=== Listed records ===

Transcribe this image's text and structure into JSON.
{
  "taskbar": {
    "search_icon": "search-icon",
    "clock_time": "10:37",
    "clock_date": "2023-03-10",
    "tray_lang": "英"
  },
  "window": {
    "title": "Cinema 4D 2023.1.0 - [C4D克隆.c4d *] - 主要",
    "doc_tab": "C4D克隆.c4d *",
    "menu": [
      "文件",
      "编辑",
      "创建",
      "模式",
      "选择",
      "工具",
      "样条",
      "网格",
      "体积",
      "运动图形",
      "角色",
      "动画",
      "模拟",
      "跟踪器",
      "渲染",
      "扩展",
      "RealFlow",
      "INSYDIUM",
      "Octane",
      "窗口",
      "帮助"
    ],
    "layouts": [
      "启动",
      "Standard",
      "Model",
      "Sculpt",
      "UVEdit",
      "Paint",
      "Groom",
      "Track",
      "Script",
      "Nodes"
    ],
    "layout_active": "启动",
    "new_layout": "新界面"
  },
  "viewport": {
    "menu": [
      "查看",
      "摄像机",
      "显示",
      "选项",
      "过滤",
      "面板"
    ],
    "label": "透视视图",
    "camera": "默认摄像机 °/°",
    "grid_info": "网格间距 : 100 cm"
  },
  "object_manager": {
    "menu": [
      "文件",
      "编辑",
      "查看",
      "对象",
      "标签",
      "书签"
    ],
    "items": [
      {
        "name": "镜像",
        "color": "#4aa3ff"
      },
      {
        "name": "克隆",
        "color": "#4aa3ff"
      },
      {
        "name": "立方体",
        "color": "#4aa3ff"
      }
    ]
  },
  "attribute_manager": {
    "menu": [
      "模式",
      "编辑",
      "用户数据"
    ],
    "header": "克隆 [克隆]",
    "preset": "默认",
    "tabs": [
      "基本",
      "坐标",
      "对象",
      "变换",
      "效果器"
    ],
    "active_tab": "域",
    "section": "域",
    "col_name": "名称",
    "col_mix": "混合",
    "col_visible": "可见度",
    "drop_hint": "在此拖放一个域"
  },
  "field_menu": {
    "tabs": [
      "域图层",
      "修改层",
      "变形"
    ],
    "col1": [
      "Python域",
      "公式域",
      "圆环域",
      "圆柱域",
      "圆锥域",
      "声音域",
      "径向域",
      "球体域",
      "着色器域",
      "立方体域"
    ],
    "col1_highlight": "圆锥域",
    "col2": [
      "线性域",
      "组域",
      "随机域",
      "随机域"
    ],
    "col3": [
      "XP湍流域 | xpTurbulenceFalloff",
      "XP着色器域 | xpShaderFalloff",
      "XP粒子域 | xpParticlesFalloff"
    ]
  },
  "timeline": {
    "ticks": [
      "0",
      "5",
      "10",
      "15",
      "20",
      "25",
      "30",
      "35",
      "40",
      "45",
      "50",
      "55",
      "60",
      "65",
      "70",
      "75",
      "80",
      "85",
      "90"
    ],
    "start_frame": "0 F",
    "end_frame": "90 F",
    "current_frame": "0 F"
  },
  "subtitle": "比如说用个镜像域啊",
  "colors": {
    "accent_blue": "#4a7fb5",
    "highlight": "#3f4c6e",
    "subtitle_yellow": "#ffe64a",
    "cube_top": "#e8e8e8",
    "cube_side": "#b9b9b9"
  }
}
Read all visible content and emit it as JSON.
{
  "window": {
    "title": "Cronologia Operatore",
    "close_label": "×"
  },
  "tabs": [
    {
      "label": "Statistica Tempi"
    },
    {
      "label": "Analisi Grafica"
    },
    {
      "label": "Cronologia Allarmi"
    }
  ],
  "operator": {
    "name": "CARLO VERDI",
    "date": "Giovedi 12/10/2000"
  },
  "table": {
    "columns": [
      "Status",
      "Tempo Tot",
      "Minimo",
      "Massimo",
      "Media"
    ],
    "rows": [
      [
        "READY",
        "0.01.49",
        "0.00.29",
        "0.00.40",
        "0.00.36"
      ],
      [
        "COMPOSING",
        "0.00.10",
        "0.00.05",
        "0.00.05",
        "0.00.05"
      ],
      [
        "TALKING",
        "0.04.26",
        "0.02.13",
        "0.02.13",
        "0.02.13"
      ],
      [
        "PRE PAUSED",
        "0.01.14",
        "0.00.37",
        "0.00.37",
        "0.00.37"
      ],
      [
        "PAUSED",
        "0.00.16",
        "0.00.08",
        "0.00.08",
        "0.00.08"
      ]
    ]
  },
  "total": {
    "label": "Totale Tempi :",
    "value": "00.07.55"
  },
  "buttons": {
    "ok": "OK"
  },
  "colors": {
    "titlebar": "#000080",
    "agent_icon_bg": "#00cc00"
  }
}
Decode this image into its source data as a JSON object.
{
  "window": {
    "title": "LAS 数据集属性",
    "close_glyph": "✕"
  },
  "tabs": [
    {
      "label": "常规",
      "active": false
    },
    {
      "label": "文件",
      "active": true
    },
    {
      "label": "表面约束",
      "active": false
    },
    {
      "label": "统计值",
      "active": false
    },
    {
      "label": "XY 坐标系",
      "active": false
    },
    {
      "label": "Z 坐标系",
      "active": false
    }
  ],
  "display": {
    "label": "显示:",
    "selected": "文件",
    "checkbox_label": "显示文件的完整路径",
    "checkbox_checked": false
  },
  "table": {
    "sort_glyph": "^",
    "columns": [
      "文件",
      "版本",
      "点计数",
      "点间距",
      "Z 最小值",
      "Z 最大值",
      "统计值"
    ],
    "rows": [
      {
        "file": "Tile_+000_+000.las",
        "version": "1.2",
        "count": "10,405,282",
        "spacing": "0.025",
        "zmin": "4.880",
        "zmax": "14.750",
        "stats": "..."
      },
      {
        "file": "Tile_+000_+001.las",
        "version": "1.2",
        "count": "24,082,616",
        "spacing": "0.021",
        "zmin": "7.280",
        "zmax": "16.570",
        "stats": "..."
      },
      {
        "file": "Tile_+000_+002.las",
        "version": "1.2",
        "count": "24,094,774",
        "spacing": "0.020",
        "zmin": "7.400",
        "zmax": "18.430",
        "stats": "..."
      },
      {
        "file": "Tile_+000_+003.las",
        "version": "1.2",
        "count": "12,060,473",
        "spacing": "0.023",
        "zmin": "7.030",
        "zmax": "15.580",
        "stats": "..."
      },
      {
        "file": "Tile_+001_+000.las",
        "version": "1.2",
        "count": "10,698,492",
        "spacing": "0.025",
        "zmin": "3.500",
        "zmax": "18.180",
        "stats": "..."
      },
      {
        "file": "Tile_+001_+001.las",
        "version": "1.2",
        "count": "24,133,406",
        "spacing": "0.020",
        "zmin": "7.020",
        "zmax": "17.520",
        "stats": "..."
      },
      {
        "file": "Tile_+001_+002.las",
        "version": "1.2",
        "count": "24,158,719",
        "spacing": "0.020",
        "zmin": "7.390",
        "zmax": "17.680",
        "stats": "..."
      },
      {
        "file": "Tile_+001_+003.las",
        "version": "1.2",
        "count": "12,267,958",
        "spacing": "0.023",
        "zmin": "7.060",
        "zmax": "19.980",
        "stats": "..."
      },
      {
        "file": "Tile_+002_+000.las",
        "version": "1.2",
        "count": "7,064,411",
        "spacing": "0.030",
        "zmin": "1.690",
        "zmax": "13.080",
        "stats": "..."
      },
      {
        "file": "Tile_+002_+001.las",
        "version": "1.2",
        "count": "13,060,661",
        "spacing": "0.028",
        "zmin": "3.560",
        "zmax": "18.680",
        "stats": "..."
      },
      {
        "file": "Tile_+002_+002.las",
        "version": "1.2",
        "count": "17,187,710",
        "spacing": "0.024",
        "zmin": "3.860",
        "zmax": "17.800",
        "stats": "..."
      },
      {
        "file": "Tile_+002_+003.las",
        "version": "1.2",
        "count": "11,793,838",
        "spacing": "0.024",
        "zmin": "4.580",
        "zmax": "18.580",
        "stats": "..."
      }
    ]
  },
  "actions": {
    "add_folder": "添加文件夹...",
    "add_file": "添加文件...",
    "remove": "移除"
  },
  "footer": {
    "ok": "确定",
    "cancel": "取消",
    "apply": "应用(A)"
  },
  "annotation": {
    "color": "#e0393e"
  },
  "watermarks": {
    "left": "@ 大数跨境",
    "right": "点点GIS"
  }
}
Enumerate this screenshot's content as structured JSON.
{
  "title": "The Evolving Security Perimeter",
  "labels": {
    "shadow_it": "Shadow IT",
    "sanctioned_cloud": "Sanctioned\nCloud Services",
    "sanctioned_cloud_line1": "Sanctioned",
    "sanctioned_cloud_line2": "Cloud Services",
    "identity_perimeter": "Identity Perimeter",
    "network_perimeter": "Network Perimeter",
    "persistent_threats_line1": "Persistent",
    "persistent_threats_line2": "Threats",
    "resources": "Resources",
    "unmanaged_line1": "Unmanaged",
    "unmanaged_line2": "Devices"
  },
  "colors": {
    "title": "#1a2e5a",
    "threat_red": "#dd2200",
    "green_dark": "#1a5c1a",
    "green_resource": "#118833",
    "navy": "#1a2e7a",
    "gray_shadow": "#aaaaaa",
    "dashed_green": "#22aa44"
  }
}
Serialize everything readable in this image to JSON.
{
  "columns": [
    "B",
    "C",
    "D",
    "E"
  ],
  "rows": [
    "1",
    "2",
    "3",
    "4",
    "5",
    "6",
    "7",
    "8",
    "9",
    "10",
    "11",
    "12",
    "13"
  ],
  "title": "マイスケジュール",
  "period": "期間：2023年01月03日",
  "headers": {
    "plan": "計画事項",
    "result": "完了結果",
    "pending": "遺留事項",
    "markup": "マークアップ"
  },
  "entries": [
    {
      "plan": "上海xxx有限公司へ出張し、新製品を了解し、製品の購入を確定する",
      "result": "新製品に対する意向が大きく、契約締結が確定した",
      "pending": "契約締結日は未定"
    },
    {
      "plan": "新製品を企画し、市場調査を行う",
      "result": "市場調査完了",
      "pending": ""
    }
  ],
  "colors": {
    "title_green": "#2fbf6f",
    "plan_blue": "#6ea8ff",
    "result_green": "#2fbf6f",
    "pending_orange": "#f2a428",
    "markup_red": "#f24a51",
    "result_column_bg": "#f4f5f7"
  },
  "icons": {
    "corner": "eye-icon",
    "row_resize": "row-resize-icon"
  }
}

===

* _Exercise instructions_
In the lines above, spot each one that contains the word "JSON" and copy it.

* _Answer section_
Transcribe this image's text and structure into JSON.
Read all visible content and emit it as JSON.
Decode this image into its source data as a JSON object.
Enumerate this screenshot's content as structured JSON.
Serialize everything readable in this image to JSON.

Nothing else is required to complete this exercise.